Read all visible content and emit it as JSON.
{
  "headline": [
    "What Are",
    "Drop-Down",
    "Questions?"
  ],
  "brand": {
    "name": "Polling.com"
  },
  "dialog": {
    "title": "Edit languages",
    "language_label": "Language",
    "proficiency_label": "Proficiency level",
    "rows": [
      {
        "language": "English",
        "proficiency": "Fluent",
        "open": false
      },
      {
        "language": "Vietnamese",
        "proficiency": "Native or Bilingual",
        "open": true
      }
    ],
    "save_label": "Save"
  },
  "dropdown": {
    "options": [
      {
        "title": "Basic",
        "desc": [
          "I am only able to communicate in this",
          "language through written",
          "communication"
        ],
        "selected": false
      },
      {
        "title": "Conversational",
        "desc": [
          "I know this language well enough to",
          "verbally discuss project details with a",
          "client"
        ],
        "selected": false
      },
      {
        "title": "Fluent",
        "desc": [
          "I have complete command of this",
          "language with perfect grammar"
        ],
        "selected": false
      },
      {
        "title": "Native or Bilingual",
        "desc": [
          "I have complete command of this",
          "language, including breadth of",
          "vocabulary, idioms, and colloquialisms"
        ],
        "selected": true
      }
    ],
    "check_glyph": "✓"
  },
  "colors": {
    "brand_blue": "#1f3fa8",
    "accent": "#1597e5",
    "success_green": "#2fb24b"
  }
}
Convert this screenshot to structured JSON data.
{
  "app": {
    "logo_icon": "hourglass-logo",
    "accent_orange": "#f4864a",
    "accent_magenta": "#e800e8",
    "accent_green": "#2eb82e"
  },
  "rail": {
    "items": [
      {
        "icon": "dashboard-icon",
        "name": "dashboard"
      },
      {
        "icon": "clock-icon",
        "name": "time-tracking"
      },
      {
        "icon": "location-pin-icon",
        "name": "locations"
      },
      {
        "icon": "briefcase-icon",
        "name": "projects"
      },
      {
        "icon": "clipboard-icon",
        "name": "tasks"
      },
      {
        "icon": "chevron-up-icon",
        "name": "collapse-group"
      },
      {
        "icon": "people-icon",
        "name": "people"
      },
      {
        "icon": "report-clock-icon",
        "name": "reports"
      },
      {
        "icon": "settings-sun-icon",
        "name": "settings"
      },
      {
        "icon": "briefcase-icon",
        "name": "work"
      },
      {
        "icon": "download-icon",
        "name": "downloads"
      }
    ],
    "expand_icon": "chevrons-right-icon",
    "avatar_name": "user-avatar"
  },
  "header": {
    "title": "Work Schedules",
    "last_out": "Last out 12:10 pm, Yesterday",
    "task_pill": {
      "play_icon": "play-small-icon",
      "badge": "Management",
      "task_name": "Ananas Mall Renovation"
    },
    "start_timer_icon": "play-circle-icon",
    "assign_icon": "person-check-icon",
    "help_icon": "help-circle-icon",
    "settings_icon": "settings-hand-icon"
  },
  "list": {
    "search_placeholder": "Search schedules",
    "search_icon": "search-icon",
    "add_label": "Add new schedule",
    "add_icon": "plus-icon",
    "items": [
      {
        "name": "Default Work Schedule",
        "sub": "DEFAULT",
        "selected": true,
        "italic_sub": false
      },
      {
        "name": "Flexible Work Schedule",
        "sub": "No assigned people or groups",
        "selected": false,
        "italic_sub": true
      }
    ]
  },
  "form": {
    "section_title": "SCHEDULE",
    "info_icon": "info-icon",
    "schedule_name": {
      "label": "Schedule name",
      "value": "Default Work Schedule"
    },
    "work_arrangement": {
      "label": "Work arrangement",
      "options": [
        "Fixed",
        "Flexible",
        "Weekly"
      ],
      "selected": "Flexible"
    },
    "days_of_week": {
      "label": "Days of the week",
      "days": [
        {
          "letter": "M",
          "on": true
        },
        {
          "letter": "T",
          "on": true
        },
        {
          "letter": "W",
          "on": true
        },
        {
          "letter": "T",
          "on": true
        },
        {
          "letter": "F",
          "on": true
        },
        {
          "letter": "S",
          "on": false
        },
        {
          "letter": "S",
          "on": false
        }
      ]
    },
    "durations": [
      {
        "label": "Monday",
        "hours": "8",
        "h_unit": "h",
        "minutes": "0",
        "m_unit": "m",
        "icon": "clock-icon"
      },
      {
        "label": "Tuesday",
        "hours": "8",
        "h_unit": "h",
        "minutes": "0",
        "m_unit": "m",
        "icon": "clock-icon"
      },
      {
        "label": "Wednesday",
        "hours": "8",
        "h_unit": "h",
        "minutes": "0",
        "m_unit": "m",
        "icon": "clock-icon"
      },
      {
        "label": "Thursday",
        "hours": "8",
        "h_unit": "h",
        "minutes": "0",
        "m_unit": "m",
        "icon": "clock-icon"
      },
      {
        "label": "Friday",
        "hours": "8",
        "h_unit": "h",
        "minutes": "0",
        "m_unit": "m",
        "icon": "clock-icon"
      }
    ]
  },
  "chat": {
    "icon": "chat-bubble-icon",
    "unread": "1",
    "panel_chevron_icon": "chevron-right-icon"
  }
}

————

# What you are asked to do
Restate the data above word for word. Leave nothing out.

# Task answer
Read all visible content and emit it as JSON.
{
  "headline": [
    "What Are",
    "Drop-Down",
    "Questions?"
  ],
  "brand": {
    "name": "Polling.com"
  },
  "dialog": {
    "title": "Edit languages",
    "language_label": "Language",
    "proficiency_label": "Proficiency level",
    "rows": [
      {
        "language": "English",
        "proficiency": "Fluent",
        "open": false
      },
      {
        "language": "Vietnamese",
        "proficiency": "Native or Bilingual",
        "open": true
      }
    ],
    "save_label": "Save"
  },
  "dropdown": {
    "options": [
      {
        "title": "Basic",
        "desc": [
          "I am only able to communicate in this",
          "language through written",
          "communication"
        ],
        "selected": false
      },
      {
        "title": "Conversational",
        "desc": [
          "I know this language well enough to",
          "verbally discuss project details with a",
          "client"
        ],
        "selected": false
      },
      {
        "title": "Fluent",
        "desc": [
          "I have complete command of this",
          "language with perfect grammar"
        ],
        "selected": false
      },
      {
        "title": "Native or Bilingual",
        "desc": [
          "I have complete command of this",
          "language, including breadth of",
          "vocabulary, idioms, and colloquialisms"
        ],
        "selected": true
      }
    ],
    "check_glyph": "✓"
  },
  "colors": {
    "brand_blue": "#1f3fa8",
    "accent": "#1597e5",
    "success_green": "#2fb24b"
  }
}
Convert this screenshot to structured JSON data.
{
  "app": {
    "logo_icon": "hourglass-logo",
    "accent_orange": "#f4864a",
    "accent_magenta": "#e800e8",
    "accent_green": "#2eb82e"
  },
  "rail": {
    "items": [
      {
        "icon": "dashboard-icon",
        "name": "dashboard"
      },
      {
        "icon": "clock-icon",
        "name": "time-tracking"
      },
      {
        "icon": "location-pin-icon",
        "name": "locations"
      },
      {
        "icon": "briefcase-icon",
        "name": "projects"
      },
      {
        "icon": "clipboard-icon",
        "name": "tasks"
      },
      {
        "icon": "chevron-up-icon",
        "name": "collapse-group"
      },
      {
        "icon": "people-icon",
        "name": "people"
      },
      {
        "icon": "report-clock-icon",
        "name": "reports"
      },
      {
        "icon": "settings-sun-icon",
        "name": "settings"
      },
      {
        "icon": "briefcase-icon",
        "name": "work"
      },
      {
        "icon": "download-icon",
        "name": "downloads"
      }
    ],
    "expand_icon": "chevrons-right-icon",
    "avatar_name": "user-avatar"
  },
  "header": {
    "title": "Work Schedules",
    "last_out": "Last out 12:10 pm, Yesterday",
    "task_pill": {
      "play_icon": "play-small-icon",
      "badge": "Management",
      "task_name": "Ananas Mall Renovation"
    },
    "start_timer_icon": "play-circle-icon",
    "assign_icon": "person-check-icon",
    "help_icon": "help-circle-icon",
    "settings_icon": "settings-hand-icon"
  },
  "list": {
    "search_placeholder": "Search schedules",
    "search_icon": "search-icon",
    "add_label": "Add new schedule",
    "add_icon": "plus-icon",
    "items": [
      {
        "name": "Default Work Schedule",
        "sub": "DEFAULT",
        "selected": true,
        "italic_sub": false
      },
      {
        "name": "Flexible Work Schedule",
        "sub": "No assigned people or groups",
        "selected": false,
        "italic_sub": true
      }
    ]
  },
  "form": {
    "section_title": "SCHEDULE",
    "info_icon": "info-icon",
    "schedule_name": {
      "label": "Schedule name",
      "value": "Default Work Schedule"
    },
    "work_arrangement": {
      "label": "Work arrangement",
      "options": [
        "Fixed",
        "Flexible",
        "Weekly"
      ],
      "selected": "Flexible"
    },
    "days_of_week": {
      "label": "Days of the week",
      "days": [
        {
          "letter": "M",
          "on": true
        },
        {
          "letter": "T",
          "on": true
        },
        {
          "letter": "W",
          "on": true
        },
        {
          "letter": "T",
          "on": true
        },
        {
          "letter": "F",
          "on": true
        },
        {
          "letter": "S",
          "on": false
        },
        {
          "letter": "S",
          "on": false
        }
      ]
    },
    "durations": [
      {
        "label": "Monday",
        "hours": "8",
        "h_unit": "h",
        "minutes": "0",
        "m_unit": "m",
        "icon": "clock-icon"
      },
      {
        "label": "Tuesday",
        "hours": "8",
        "h_unit": "h",
        "minutes": "0",
        "m_unit": "m",
        "icon": "clock-icon"
      },
      {
        "label": "Wednesday",
        "hours": "8",
        "h_unit": "h",
        "minutes": "0",
        "m_unit": "m",
        "icon": "clock-icon"
      },
      {
        "label": "Thursday",
        "hours": "8",
        "h_unit": "h",
        "minutes": "0",
        "m_unit": "m",
        "icon": "clock-icon"
      },
      {
        "label": "Friday",
        "hours": "8",
        "h_unit": "h",
        "minutes": "0",
        "m_unit": "m",
        "icon": "clock-icon"
      }
    ]
  },
  "chat": {
    "icon": "chat-bubble-icon",
    "unread": "1",
    "panel_chevron_icon": "chevron-right-icon"
  }
}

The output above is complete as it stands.